## WHAT YOU NEED TO DO
Set every record down again, exactly and completely.

Dataset rows describing interfaces:
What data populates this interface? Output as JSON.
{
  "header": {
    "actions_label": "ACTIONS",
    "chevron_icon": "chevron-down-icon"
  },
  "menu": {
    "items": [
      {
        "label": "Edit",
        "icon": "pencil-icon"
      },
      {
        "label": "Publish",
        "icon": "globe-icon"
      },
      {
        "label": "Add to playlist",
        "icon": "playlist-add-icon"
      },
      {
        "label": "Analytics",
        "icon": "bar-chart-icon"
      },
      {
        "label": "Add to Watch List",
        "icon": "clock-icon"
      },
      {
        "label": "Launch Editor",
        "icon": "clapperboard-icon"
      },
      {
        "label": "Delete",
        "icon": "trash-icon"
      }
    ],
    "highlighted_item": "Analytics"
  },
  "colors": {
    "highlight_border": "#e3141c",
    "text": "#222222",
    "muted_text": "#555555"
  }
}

## RESPONSE TO THE TASK
What data populates this interface? Output as JSON.
{
  "header": {
    "actions_label": "ACTIONS",
    "chevron_icon": "chevron-down-icon"
  },
  "menu": {
    "items": [
      {
        "label": "Edit",
        "icon": "pencil-icon"
      },
      {
        "label": "Publish",
        "icon": "globe-icon"
      },
      {
        "label": "Add to playlist",
        "icon": "playlist-add-icon"
      },
      {
        "label": "Analytics",
        "icon": "bar-chart-icon"
      },
      {
        "label": "Add to Watch List",
        "icon": "clock-icon"
      },
      {
        "label": "Launch Editor",
        "icon": "clapperboard-icon"
      },
      {
        "label": "Delete",
        "icon": "trash-icon"
      }
    ],
    "highlighted_item": "Analytics"
  },
  "colors": {
    "highlight_border": "#e3141c",
    "text": "#222222",
    "muted_text": "#555555"
  }
}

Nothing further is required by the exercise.